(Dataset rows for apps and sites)
┏━━

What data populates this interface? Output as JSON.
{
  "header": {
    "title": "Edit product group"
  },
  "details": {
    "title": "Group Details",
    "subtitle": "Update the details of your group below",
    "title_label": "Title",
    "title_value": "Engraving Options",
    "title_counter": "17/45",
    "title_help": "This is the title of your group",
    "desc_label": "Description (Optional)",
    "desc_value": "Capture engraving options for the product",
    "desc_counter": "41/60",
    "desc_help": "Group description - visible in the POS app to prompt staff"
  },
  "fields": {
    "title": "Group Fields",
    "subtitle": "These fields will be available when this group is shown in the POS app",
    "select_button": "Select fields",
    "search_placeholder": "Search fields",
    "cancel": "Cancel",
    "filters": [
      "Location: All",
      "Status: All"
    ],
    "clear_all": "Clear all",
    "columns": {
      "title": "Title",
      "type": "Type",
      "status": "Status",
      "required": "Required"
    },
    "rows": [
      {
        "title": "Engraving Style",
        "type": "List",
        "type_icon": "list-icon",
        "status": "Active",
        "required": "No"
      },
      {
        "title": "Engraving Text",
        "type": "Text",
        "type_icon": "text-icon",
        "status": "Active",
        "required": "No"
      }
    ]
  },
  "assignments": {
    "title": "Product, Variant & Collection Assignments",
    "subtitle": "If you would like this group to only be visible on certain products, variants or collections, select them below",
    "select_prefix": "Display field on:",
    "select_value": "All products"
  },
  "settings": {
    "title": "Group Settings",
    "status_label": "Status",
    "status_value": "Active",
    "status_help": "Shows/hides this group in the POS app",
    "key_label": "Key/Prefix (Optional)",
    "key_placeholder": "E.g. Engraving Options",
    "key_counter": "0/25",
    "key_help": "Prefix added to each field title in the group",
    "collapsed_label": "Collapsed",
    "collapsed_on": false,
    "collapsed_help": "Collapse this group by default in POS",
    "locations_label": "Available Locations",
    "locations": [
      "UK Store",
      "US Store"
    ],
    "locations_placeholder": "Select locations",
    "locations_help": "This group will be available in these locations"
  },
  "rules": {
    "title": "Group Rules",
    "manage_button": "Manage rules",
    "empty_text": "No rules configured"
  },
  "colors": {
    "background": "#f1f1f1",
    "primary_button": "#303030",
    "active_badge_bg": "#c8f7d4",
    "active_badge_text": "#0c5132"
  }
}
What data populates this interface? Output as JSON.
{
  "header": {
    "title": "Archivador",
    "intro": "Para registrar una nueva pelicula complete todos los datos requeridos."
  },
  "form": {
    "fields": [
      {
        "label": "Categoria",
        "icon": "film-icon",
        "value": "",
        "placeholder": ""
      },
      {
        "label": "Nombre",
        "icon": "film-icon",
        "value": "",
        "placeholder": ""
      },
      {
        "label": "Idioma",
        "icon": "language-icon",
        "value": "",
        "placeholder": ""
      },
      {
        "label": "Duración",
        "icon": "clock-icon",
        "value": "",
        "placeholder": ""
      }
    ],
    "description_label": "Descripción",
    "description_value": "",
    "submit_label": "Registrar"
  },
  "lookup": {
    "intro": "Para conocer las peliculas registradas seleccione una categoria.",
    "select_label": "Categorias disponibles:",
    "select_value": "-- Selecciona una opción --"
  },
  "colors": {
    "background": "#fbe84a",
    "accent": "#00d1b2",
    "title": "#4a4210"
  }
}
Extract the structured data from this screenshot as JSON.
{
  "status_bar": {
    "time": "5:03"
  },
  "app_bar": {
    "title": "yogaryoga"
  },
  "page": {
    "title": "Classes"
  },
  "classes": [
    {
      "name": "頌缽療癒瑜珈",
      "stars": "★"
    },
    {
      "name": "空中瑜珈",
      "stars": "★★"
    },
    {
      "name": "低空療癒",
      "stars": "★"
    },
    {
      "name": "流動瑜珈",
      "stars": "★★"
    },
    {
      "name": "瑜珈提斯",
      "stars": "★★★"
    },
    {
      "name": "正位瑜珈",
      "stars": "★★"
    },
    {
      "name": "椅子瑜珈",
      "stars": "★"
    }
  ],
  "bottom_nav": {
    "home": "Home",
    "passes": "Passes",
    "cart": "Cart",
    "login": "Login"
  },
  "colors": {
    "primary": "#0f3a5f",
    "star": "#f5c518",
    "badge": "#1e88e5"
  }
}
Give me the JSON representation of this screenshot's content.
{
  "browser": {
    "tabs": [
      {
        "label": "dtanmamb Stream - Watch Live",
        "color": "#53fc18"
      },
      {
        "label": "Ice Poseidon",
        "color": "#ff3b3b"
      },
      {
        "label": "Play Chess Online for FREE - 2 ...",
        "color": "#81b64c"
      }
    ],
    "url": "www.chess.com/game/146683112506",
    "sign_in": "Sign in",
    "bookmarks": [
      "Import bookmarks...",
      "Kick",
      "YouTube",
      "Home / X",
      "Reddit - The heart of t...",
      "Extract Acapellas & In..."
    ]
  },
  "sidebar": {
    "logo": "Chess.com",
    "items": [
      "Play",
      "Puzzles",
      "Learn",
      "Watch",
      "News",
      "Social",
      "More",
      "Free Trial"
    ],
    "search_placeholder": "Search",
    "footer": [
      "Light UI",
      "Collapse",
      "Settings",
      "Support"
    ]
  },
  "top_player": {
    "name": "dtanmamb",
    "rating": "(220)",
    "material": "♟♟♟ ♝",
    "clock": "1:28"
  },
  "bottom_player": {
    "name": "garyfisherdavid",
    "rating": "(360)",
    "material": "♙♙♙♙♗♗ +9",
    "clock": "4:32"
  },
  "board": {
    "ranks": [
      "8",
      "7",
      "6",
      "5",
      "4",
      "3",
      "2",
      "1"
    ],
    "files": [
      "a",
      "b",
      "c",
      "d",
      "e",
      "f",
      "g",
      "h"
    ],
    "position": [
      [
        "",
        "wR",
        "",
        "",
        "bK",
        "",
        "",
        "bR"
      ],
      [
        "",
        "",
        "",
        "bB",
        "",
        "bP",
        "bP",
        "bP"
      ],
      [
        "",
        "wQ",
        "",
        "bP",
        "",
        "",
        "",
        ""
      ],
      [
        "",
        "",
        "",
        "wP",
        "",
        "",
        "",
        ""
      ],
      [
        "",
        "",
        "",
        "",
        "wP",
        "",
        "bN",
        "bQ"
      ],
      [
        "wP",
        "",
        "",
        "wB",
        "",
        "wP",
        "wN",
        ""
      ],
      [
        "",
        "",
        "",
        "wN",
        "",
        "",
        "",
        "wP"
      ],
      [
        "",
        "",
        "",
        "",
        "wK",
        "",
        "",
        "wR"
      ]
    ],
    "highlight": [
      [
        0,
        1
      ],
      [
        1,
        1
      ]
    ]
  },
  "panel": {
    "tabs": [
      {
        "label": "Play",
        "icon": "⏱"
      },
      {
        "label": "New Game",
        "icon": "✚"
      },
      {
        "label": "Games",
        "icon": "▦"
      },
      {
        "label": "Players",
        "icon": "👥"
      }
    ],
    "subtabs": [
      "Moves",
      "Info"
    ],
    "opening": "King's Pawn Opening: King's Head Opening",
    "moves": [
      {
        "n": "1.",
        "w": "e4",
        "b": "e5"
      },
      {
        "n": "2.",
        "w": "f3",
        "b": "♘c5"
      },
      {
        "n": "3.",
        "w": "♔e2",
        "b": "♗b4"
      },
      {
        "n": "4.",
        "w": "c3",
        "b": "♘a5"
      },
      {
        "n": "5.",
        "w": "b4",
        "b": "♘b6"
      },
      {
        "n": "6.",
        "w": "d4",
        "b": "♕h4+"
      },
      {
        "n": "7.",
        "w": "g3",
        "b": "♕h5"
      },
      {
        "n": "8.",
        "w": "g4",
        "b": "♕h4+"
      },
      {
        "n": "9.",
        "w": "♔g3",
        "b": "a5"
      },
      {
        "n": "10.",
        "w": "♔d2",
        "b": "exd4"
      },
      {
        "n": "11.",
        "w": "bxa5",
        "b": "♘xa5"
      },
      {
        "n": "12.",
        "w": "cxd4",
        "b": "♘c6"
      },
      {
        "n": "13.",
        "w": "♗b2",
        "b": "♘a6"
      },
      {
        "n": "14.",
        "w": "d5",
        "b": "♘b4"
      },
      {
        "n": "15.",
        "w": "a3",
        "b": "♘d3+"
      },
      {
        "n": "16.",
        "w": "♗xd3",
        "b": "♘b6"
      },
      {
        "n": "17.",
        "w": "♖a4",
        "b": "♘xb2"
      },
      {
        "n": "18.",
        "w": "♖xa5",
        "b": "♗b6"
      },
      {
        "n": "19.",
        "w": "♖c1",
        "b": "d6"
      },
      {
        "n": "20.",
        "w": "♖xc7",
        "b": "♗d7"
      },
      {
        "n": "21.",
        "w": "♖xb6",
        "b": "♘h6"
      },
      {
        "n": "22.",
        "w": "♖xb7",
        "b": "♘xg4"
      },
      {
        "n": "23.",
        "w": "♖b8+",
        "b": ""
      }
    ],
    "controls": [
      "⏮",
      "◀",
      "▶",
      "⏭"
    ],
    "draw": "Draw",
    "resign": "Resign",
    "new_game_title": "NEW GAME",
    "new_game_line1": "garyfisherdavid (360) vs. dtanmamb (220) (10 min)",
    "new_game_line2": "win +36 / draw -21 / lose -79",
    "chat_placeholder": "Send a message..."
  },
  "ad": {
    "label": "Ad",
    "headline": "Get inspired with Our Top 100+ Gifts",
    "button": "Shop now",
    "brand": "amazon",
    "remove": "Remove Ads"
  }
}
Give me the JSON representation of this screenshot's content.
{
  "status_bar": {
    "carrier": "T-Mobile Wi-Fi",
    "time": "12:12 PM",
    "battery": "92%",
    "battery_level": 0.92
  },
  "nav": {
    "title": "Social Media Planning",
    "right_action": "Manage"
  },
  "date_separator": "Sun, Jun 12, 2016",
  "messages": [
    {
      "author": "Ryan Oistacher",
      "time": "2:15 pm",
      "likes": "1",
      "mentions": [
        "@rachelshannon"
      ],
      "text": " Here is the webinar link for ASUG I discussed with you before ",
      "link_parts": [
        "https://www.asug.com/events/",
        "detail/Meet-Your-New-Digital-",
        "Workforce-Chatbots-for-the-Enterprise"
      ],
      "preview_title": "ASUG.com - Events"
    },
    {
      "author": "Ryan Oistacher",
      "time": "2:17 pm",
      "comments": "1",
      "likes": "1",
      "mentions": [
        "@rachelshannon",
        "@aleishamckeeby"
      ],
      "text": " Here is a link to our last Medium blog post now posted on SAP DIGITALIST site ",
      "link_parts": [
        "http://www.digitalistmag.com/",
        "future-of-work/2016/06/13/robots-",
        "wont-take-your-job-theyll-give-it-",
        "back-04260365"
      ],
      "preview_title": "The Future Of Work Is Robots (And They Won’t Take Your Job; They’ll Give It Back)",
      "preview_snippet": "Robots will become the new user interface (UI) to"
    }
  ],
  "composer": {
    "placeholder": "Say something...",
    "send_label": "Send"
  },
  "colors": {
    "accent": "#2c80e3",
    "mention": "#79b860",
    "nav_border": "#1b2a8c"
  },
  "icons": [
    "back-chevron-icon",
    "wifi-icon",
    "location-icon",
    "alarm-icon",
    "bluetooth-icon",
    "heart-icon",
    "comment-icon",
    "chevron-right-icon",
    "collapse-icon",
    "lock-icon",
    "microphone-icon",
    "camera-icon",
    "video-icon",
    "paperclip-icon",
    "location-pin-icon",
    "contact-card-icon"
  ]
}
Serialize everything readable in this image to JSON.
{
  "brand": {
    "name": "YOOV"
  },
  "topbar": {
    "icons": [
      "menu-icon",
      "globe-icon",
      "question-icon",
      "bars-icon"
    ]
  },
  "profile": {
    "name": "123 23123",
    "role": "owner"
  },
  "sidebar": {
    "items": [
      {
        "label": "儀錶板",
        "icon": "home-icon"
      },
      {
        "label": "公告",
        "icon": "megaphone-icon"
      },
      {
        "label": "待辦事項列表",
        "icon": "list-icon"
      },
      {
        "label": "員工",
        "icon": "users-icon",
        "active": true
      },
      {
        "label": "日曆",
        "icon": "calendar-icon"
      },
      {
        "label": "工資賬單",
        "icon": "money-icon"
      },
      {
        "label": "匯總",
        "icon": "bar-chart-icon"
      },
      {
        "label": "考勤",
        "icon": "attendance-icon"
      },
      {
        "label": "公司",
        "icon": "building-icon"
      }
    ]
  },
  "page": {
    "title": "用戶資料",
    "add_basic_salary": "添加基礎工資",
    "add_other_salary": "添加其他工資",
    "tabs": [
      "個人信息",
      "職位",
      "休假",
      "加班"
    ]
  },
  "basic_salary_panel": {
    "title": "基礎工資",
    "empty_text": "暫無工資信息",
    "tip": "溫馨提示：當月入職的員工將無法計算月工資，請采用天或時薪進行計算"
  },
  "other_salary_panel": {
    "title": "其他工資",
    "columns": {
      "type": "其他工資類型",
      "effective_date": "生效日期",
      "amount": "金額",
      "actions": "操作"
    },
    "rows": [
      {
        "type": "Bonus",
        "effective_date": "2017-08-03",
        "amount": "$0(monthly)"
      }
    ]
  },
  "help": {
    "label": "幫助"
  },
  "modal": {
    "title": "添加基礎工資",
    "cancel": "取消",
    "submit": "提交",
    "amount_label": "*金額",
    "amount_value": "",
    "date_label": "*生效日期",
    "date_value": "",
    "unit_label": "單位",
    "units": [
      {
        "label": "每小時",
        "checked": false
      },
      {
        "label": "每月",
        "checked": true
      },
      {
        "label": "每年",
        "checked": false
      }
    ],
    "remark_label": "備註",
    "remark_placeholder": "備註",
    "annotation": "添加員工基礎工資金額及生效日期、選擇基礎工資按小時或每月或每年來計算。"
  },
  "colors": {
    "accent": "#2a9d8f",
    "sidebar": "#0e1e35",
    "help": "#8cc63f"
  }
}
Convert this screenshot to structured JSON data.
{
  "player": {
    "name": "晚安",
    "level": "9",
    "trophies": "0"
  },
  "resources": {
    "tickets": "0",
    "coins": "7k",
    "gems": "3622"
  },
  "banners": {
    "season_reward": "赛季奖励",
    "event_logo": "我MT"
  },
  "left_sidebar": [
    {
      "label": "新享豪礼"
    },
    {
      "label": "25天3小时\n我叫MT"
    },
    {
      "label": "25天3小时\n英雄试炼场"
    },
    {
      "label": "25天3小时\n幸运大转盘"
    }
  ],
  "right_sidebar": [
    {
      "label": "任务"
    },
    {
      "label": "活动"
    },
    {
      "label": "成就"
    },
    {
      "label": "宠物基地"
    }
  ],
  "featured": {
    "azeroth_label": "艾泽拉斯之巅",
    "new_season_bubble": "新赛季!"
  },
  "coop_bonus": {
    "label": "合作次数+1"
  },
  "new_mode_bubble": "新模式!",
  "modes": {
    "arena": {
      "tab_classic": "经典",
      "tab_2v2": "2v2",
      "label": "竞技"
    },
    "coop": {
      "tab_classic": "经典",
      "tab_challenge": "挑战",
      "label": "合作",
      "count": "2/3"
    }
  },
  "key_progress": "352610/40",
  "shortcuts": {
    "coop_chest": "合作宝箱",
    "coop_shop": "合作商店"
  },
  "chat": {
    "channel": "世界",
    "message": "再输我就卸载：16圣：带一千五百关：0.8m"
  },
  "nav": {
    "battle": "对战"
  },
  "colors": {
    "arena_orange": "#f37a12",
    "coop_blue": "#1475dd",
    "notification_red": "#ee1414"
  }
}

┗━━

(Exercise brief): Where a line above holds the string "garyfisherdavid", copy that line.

(Response to the task):
    "name": "garyfisherdavid",
    "new_game_line1": "garyfisherdavid (360) vs. dtanmamb (220) (10 min)",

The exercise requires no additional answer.